The records below are to be output exactly, except for their pictures.

▶

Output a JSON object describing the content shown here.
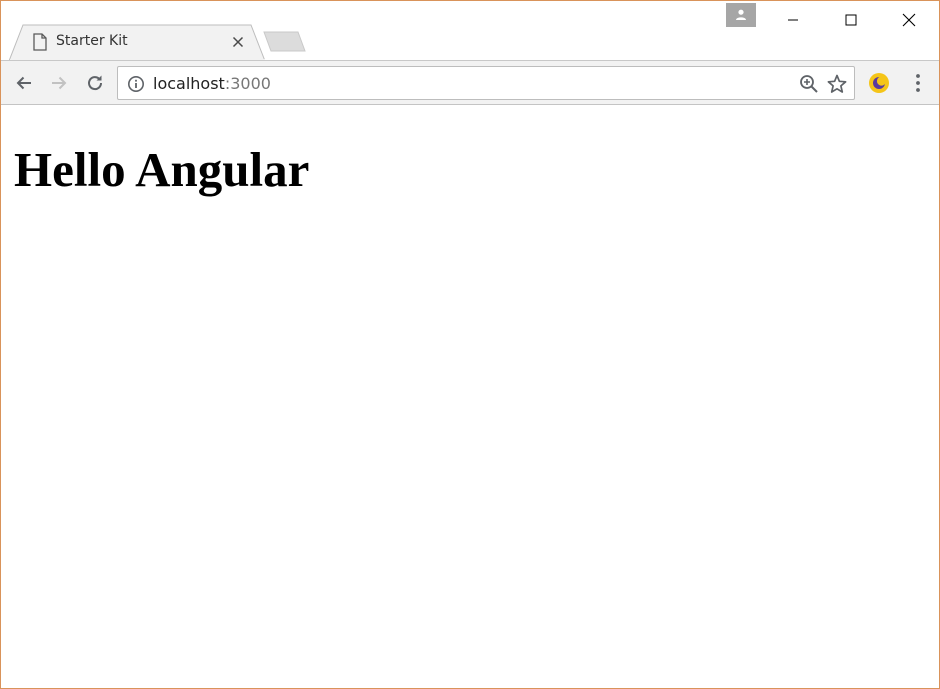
{
  "browser": {
    "tab": {
      "title": "Starter Kit",
      "favicon": "page-icon",
      "close_icon": "close-icon"
    },
    "new_tab_icon": "new-tab-icon",
    "profile_icon": "person-icon",
    "window_controls": [
      "minimize-icon",
      "maximize-icon",
      "close-icon"
    ],
    "toolbar": {
      "back_icon": "back-arrow-icon",
      "forward_icon": "forward-arrow-icon",
      "reload_icon": "reload-icon",
      "extension_icon": "night-mode-extension-icon",
      "menu_icon": "kebab-menu-icon"
    },
    "omnibox": {
      "info_icon": "info-icon",
      "host": "localhost",
      "port": ":3000",
      "zoom_icon": "zoom-icon",
      "bookmark_icon": "star-icon"
    }
  },
  "page": {
    "heading": "Hello Angular"
  },
  "colors": {
    "window_border": "#d9935a",
    "toolbar_bg": "#f2f2f2",
    "extension_yellow": "#f5c518",
    "extension_purple": "#5b3a9e"
  }
}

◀

* _TASK OUTPUT_
Output a JSON object describing the content shown here.
{
  "browser": {
    "tab": {
      "title": "Starter Kit",
      "favicon": "page-icon",
      "close_icon": "close-icon"
    },
    "new_tab_icon": "new-tab-icon",
    "profile_icon": "person-icon",
    "window_controls": [
      "minimize-icon",
      "maximize-icon",
      "close-icon"
    ],
    "toolbar": {
      "back_icon": "back-arrow-icon",
      "forward_icon": "forward-arrow-icon",
      "reload_icon": "reload-icon",
      "extension_icon": "night-mode-extension-icon",
      "menu_icon": "kebab-menu-icon"
    },
    "omnibox": {
      "info_icon": "info-icon",
      "host": "localhost",
      "port": ":3000",
      "zoom_icon": "zoom-icon",
      "bookmark_icon": "star-icon"
    }
  },
  "page": {
    "heading": "Hello Angular"
  },
  "colors": {
    "window_border": "#d9935a",
    "toolbar_bg": "#f2f2f2",
    "extension_yellow": "#f5c518",
    "extension_purple": "#5b3a9e"
  }
}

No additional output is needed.